Authors: Ahmad Lashgar; Amirali Baniasadi
Addresses: ECE Department, University of Victoria, Engineering Lab Wing Building, Room A220, Victoria, BC, Canada ' ECE Department, University of Victoria, Engineering Office Wing Building, Room 323, Victoria, BC, Canada
Abstract: OpenACC's programming model presents a simple interface to programmers, offering a trade-off between performance and development effort. OpenACC relies on compiler technologies to generate efficient code and optimise the performance. The cache directive is among the challenges to implement directives.
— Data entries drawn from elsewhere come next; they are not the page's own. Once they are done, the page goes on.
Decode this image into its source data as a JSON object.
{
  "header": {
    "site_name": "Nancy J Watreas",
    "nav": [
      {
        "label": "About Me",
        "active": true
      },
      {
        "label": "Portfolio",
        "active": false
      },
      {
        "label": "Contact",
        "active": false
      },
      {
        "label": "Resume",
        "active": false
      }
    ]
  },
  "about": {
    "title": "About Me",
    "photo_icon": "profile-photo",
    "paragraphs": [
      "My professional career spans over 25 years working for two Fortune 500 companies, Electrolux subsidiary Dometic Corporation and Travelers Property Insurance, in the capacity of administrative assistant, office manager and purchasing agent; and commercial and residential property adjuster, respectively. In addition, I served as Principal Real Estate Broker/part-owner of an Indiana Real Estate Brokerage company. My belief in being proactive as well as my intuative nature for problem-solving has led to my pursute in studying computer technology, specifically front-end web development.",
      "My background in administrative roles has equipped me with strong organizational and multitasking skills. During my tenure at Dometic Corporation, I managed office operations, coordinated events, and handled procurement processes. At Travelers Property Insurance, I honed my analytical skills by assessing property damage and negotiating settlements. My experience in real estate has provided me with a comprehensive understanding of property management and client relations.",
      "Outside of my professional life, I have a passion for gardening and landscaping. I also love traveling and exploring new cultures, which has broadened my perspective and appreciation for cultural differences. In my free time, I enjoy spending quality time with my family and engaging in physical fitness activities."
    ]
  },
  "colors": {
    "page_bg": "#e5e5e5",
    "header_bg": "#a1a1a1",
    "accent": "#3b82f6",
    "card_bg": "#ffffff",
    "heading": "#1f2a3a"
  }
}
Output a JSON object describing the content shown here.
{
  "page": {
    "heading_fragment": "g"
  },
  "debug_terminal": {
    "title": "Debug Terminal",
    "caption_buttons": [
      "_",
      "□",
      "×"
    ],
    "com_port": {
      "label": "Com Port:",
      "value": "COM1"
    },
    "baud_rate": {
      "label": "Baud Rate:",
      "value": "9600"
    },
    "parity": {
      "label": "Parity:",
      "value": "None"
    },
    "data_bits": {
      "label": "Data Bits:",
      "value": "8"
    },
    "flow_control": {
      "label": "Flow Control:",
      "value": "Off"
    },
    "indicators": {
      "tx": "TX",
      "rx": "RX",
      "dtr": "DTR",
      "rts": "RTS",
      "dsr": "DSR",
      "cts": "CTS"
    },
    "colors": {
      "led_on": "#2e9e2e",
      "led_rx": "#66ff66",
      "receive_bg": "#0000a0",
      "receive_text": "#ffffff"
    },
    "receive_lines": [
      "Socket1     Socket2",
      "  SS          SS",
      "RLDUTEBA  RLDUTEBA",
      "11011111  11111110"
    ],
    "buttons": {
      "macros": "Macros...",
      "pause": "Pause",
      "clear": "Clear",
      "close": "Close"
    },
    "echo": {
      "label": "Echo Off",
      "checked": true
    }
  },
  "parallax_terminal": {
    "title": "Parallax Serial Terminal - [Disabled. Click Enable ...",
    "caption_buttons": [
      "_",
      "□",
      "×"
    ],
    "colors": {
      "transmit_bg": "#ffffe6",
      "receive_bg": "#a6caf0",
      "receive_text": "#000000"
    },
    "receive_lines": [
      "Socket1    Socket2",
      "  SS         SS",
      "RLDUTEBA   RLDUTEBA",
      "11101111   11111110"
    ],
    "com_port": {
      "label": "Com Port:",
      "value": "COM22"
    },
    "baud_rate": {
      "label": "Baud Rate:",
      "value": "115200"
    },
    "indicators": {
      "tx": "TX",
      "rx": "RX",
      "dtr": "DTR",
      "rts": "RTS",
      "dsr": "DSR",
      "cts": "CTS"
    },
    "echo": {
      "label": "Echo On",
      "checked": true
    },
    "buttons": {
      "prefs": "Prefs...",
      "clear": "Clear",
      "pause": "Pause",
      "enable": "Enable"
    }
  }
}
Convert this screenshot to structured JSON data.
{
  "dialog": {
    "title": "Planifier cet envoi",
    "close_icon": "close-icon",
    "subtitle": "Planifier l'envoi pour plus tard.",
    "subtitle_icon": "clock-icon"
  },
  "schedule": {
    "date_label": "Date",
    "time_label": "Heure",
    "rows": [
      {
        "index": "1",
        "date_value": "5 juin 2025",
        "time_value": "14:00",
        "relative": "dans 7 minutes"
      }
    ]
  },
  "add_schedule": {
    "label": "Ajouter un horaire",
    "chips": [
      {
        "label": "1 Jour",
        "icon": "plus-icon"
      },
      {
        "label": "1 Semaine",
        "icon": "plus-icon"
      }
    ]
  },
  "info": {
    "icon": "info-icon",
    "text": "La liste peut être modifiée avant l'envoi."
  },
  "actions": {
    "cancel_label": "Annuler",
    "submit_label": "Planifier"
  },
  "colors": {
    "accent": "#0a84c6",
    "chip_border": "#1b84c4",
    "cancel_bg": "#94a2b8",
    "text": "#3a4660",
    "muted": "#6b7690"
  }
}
The cache directive allows the programmer to utilise the accelerator's hardware- or software-managed caches by passing hints to the compiler. In this paper, we investigate the implementation aspect of cache directive under NVIDIA-like GPUs and propose optimisations for the CUDA backend. We use CUDA's shared memory as the software-managed cache space. We first show that a straightforward implementation can be very inefficient, and undesirably downgrade performance. We investigate the differences between this implementation and hand-written CUDA alternatives and introduce the following optimisations to bridge the performance gap between the two: 1) improving occupancy by sharing the cache among several parallel threads; 2) optimising cache fetch and write routines via parallelisation and minimising control flow. Investigating three test cases, we show that the best cache directive implementation can perform very close to hand-written CUDA equivalent and improve performance up to 2.4× (compared to the baseline OpenACC.)
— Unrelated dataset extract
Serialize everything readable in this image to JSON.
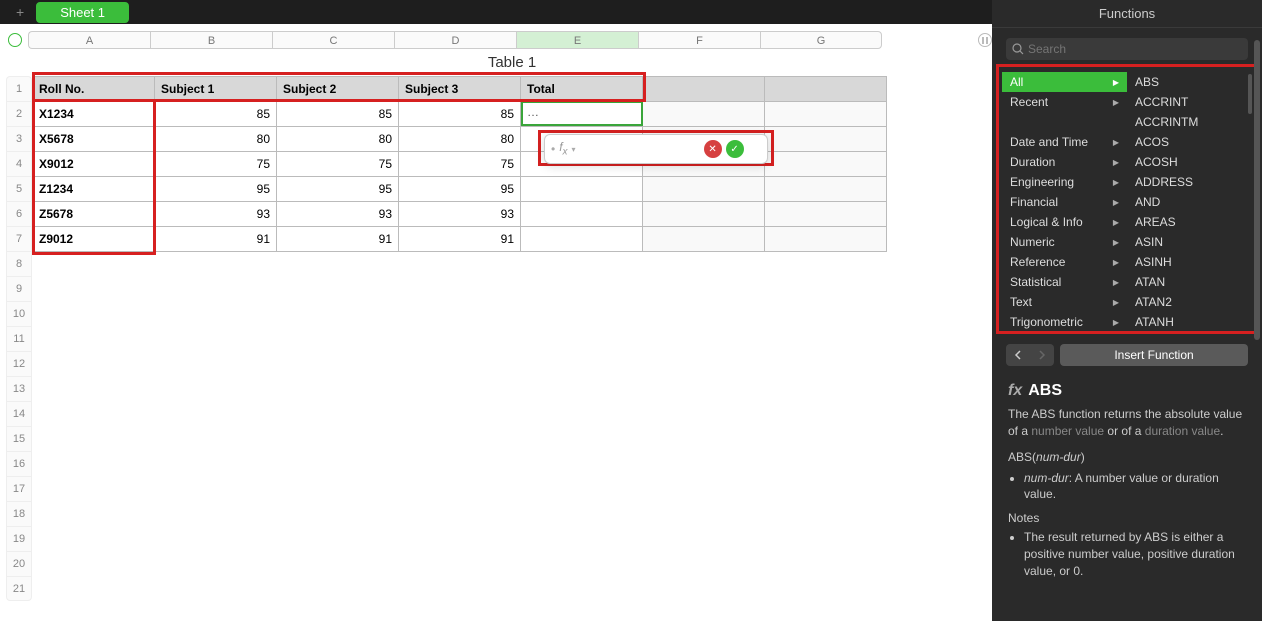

Keywords: OpenACC; cache memory; CUDA; software-managed cache; performance; GPGPUs.
International Journal of High Performance Computing and Networking, 2019 Vol.13 No.1, pp.35 - 53
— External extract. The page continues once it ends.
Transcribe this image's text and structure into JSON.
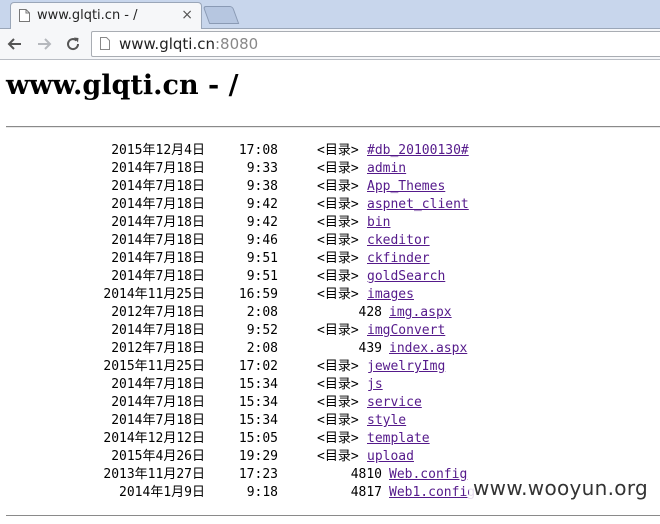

Available online: 11 Dec 2018 *Full-text access for editors Access for subscribers Purchase this article Comment on this article